The word Skanda refers to a lot of things like a learned person, a prince, the act of effusion and the attacker. In reference to Skanda Sashti, the “attacker” or more precisely Lord Kartikeya, the Hindu god fits right. He is referred to as Skanda for he is believed to be the ‘commander of the Gods’ or the ‘Lord of war and victory’. Skanda Sashti or Kanda Sashti is a celebration of the defeat of demon Tarakasura by the deity and it is observed on sixth day (Sashti) of Shukla Paksha (bright fortnight). Though the main festival is observed on the said Tithi during the Tamil month of Aippasi, the monthly fasts are also considered significant. The people fast and pray to the Lord with Puja Samagri and Puja Patra on this day.
The Avatar of the Skanda:
The story related to Skanda Sashti is about a war that Kartikeya is revered for. As per mythology, Brahma suggested that only Shiva can produce the slayer of Tarakasura, the demon who wreaked havoc in the celestial and human world. However, Shiva was in the state of Samadhi and no one could afford to invoke his rage. But Paravati and Kamadev agreed to help through strict penance and striking the arrow of love respectively. Kamadeva was burnt into ashes by the fire of rage emitted from third eye of Shiva. However his sacrifice and Parvati’s devotion paid off and the fiery seeds emanated from the Shiva. The seeds got transferred from mouth of Agni and Ganges into the Sara Vana, which was a forest of grasses resembling arrows.
The seeds took the form of six babies raised by six stars of Karthikai or the divine constellation. Parvati later combined the six babies into Shanmukha or one having six faces. Murugan assumed the role of General of the Army against Tarakasura, Simhamukha, Surapadma and defeated them in a battle which lasted for six days.
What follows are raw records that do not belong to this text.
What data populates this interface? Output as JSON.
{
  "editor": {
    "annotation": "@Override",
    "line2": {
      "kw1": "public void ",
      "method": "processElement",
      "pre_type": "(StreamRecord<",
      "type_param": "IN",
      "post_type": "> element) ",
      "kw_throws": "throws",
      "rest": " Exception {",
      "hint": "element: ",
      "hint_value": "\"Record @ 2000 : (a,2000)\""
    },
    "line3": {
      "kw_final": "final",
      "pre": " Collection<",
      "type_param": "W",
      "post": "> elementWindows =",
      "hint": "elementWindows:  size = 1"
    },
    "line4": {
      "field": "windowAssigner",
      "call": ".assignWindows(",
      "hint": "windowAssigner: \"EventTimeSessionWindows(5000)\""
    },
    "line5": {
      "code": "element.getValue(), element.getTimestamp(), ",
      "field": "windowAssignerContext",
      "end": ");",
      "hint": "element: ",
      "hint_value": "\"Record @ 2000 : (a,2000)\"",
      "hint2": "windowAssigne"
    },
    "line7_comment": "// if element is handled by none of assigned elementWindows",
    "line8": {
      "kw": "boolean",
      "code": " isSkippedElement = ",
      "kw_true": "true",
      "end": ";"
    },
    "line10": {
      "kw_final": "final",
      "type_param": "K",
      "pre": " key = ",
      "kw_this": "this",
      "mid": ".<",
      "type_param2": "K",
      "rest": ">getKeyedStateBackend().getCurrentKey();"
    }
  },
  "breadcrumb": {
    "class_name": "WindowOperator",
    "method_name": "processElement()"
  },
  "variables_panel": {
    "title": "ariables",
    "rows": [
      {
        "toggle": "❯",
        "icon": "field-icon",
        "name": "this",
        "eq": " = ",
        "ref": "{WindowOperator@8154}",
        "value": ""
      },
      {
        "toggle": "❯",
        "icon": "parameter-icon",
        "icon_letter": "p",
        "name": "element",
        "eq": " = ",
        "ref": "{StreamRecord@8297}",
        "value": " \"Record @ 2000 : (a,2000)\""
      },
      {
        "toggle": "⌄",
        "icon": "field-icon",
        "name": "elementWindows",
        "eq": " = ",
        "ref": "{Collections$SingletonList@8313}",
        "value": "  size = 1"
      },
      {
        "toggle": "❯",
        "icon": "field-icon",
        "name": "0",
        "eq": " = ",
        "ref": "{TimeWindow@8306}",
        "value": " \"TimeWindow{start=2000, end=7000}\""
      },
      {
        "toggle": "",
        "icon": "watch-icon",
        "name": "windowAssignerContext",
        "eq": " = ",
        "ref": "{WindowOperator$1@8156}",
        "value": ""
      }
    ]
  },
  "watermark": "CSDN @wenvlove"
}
The annihilation of the demons with Shakti Velam (divine Vela gifted by Parvati) called Soorasamharam and it as on the Tithi of Aippasi Skanda Sashti.
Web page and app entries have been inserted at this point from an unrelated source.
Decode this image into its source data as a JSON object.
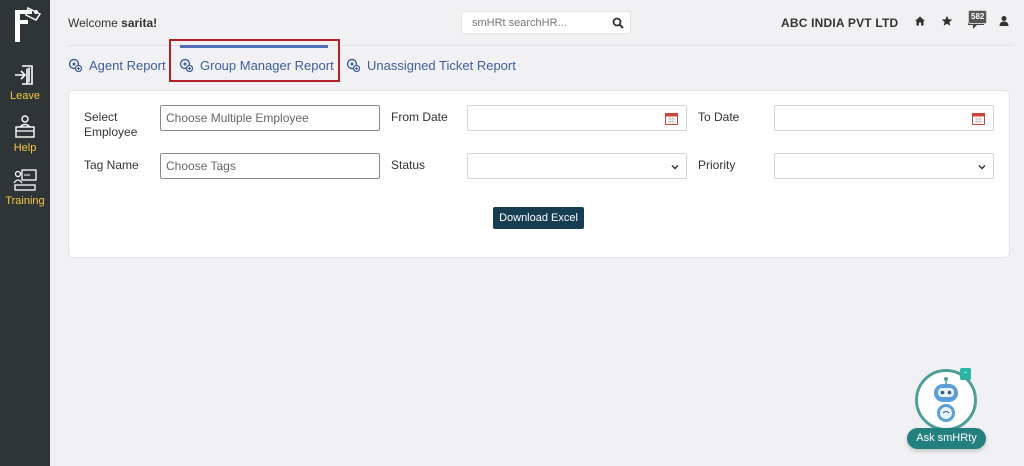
{
  "header": {
    "welcome_prefix": "Welcome ",
    "welcome_user": "sarita!",
    "search_placeholder": "smHRt searchHR...",
    "company": "ABC INDIA PVT LTD",
    "notification_count": "582"
  },
  "sidebar": {
    "items": [
      {
        "label": "Leave",
        "icon": "leave-icon"
      },
      {
        "label": "Help",
        "icon": "help-icon"
      },
      {
        "label": "Training",
        "icon": "training-icon"
      }
    ]
  },
  "tabs": [
    {
      "label": "Agent Report",
      "active": false
    },
    {
      "label": "Group Manager Report",
      "active": true
    },
    {
      "label": "Unassigned Ticket Report",
      "active": false
    }
  ],
  "form": {
    "select_employee_label": "Select Employee",
    "employee_placeholder": "Choose Multiple Employee",
    "from_date_label": "From Date",
    "to_date_label": "To Date",
    "tag_name_label": "Tag Name",
    "tags_placeholder": "Choose Tags",
    "status_label": "Status",
    "priority_label": "Priority",
    "download_button": "Download Excel"
  },
  "chatbot": {
    "button_label": "Ask smHRty",
    "minimize_label": "-"
  },
  "colors": {
    "sidebar_bg": "#2f3437",
    "sidebar_text": "#f5c842",
    "tab_text": "#3e5f9e",
    "active_tab_bar": "#4e6fb8",
    "highlight_border": "#b3202a",
    "button_bg": "#163d52",
    "chatbot_accent": "#23807e"
  }
}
The Vidhi of Skanda Sashti Puja:
The day when Panchami conjugates with Sashti Tithi is considered the more auspicious for Vrat. The fast is observed strictly or by consuming vegetarian meal once during the day. Listening to the stories of Skanda Purana, visiting temples or praying at home reciting the Kanda Sashti Kavasam are other practises of the devotees on this day. The fast is not done only to abstain from food but to cleanse the anomalies in inner self.
The Puja is done by beginning with a prayer to Lord Ganesha and then chanting Om vali devasena samedha Shri Subrahmanya Swaamine namaha dhyaayaamii while meditating. The prayer may be offered to a Vel or a picture of the Subramanya along with Samagri like turmeric paste, sandal paste, flowers, Kumkum and lighting a lamp, Agarbatthi and with camphor. Worshippers may buy online Diya for Puja and also the Puja Kits or Puja Samagri from online Puja stores.
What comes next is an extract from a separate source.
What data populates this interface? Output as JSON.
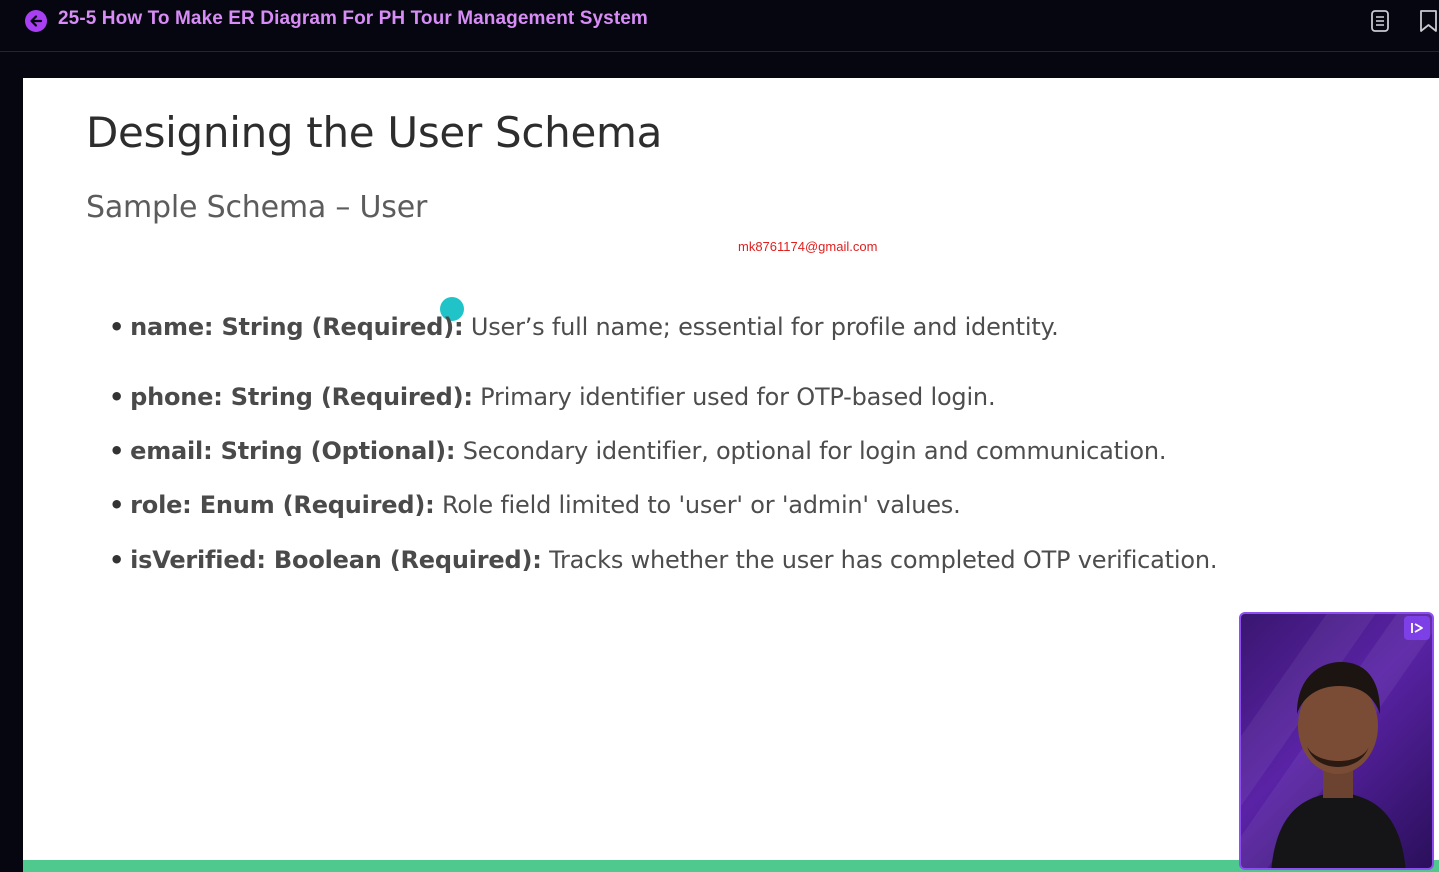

The Various Names and Regions of Worship:
Kartikeya is the name of the son of Shiva and the name is prevalent in the Hindu belts of India. In Tamil Nadu, He is known by the Murugan and also known as Tamil Kadavu or the ‘God of the Tamils’. In fact, there is a sect in Hinduism called Kaumaran dedicated to the deity. The devotees of the Murugan have exist in all other areas of Tamil influences like Puducherry, Sri Lanka, Indonesia, Singapore, Mauritius, etc. He is also prayed in Kerala, Karnataka and other regions of South India. Subramanya, Guha, Shanmukha, Velayudhan, Kumaresa, Dandapani, Swaminatha are the other names of the deity believed to be a divine form with six-faces and carrying a lance in hand.
The most important six shrines known as Arupadaiveedu are located in various regions of Tamil Nadu. Apart from these, Kerala, Karnataka, Delhi, Haryana, even Sri Lanka and Malaysia have shrines dedicated to Him. There is a tradition of carrying a Kavadi or having rice, milk, etc. in Puja Patra or going through physical piercings as offerings to Lord Muruga by Tamils on the day in reverence to the God.